True, the extreme voices in most debates get more media attention, but what the public really wants, and eventually demands, is common ground.
Just ask 67 percent of voters in a recent Bipartisan Policy Center survey, who indicated they want people to “work across party lines and engage in give-and-take to try to come up with solutions.”
Today, there are few better examples of common ground than energy – specifically, the tremendous increase in homegrown oil and natural gas production made possible by hydraulic fracturing, or “fracking.”

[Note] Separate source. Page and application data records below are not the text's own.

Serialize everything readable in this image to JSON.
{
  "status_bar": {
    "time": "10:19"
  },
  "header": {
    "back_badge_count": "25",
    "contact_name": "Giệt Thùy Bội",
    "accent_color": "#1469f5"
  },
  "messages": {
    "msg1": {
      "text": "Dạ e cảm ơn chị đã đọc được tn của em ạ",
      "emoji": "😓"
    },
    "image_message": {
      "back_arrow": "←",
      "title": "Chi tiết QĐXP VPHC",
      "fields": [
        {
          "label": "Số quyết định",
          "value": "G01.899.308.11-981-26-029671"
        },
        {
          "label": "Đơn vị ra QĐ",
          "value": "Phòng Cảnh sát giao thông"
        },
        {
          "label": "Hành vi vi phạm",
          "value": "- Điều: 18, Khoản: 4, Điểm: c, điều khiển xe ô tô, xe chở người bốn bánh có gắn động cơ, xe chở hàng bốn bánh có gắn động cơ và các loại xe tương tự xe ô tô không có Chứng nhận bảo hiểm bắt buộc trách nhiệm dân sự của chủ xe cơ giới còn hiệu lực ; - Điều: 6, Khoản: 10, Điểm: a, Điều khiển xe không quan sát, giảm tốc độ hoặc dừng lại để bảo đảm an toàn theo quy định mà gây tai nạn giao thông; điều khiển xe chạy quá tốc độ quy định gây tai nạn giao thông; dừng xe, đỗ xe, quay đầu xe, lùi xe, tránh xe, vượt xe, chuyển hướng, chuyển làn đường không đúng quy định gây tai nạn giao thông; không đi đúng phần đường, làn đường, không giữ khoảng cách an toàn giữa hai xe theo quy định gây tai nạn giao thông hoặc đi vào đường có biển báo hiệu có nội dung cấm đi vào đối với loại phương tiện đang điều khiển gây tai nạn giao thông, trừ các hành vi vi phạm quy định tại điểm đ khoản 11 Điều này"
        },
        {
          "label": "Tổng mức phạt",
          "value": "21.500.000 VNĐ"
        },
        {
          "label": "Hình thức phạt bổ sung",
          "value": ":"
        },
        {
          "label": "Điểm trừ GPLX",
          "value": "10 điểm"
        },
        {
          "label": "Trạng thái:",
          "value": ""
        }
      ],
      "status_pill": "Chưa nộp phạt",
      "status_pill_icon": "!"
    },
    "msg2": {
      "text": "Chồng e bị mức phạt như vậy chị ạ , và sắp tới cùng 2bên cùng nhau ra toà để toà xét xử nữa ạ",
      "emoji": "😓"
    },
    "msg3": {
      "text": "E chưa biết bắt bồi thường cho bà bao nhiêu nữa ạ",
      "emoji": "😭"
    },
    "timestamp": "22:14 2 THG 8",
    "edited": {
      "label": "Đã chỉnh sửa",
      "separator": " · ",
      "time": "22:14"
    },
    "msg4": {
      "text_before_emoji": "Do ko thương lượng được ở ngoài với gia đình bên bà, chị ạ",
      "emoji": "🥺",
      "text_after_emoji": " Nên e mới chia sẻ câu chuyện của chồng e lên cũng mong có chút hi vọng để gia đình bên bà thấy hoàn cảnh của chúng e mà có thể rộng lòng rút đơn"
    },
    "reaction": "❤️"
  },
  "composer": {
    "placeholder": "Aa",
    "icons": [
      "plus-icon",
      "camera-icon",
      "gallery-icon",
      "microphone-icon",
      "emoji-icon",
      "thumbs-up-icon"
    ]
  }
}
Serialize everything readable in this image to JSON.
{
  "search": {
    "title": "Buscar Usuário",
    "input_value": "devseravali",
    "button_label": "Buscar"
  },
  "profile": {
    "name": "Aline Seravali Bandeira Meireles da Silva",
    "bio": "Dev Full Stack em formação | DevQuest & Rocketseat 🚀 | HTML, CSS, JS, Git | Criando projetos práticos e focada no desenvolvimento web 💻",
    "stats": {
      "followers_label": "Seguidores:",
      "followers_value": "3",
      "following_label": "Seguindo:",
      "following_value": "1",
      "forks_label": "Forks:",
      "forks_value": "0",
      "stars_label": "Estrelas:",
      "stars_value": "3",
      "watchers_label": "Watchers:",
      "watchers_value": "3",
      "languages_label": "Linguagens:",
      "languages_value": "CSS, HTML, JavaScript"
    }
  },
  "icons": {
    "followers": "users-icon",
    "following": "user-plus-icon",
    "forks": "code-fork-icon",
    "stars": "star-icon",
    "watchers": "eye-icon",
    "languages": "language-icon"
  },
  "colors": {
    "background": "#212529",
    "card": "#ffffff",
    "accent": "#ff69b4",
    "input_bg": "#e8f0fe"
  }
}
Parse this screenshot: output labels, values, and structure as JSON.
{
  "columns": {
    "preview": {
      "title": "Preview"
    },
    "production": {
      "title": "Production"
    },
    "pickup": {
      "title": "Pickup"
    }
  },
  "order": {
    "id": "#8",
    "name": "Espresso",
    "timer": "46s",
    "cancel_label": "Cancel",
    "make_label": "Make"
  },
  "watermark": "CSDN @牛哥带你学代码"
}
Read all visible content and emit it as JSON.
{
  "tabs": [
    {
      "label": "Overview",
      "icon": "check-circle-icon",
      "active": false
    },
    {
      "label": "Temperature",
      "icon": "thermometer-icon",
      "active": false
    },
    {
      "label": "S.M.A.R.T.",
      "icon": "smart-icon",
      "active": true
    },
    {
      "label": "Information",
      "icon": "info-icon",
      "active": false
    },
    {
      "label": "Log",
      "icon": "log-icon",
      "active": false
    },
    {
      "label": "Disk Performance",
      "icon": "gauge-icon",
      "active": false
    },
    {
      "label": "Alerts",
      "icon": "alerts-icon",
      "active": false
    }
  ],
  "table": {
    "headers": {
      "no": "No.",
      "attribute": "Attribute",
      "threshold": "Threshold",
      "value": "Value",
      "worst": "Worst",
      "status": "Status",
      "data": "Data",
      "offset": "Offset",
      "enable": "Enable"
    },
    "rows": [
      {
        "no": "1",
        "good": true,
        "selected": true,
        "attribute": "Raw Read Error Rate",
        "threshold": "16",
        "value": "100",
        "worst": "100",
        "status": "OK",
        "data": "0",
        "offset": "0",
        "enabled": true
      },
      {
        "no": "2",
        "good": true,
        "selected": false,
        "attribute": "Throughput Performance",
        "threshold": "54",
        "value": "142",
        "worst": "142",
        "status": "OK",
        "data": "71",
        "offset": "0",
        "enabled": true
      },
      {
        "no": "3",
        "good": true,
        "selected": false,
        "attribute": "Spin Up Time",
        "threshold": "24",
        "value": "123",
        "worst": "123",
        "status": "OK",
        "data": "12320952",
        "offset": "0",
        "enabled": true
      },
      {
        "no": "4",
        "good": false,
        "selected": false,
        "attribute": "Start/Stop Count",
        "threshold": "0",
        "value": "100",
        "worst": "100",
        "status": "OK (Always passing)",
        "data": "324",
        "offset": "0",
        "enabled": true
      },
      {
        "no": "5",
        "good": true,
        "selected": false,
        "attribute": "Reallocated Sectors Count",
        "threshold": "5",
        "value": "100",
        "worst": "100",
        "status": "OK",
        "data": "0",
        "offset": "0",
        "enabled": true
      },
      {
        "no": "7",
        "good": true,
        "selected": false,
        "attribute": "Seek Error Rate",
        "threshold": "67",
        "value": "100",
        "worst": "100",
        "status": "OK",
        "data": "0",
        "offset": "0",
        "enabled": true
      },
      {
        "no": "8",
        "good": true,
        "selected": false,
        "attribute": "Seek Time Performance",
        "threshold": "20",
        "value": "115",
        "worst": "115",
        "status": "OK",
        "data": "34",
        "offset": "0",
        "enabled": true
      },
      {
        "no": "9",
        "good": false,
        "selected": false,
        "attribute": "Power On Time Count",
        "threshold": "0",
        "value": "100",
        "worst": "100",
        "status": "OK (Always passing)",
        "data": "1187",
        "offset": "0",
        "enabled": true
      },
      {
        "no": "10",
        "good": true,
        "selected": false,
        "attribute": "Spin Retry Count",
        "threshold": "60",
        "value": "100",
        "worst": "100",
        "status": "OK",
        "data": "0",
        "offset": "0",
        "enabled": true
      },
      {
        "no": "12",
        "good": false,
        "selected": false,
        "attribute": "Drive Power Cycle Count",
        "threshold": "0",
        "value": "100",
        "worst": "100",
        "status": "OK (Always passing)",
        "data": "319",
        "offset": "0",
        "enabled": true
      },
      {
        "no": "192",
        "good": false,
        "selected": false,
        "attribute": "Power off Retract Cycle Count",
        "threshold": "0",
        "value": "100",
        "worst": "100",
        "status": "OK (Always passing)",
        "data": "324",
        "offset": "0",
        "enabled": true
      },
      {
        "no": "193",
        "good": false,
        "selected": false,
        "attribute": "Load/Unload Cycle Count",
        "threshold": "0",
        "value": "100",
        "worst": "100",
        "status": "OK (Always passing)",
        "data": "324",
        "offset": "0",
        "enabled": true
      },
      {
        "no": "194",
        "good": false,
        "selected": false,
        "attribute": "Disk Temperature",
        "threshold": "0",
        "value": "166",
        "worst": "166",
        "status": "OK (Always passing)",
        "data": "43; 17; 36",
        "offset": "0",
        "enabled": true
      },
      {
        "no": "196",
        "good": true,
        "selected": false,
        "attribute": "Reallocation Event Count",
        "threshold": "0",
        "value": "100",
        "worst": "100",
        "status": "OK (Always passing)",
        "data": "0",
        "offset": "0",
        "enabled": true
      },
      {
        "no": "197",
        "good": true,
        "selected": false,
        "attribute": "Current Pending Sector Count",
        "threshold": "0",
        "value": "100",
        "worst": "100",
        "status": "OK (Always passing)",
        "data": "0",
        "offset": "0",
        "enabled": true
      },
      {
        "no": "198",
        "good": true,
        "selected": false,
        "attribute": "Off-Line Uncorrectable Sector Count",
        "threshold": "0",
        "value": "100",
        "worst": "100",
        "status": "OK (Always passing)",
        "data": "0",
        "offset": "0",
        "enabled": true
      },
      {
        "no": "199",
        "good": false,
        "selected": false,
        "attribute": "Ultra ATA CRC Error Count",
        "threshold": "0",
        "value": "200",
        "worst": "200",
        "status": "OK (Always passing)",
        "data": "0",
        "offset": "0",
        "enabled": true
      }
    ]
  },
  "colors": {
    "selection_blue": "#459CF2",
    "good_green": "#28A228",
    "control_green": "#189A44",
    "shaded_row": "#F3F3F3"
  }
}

Elected officials from both parties – and from the president on down – have correctly noted the positive impact that this renewed American drive for energy independence is having on the U.S. economy. Read more »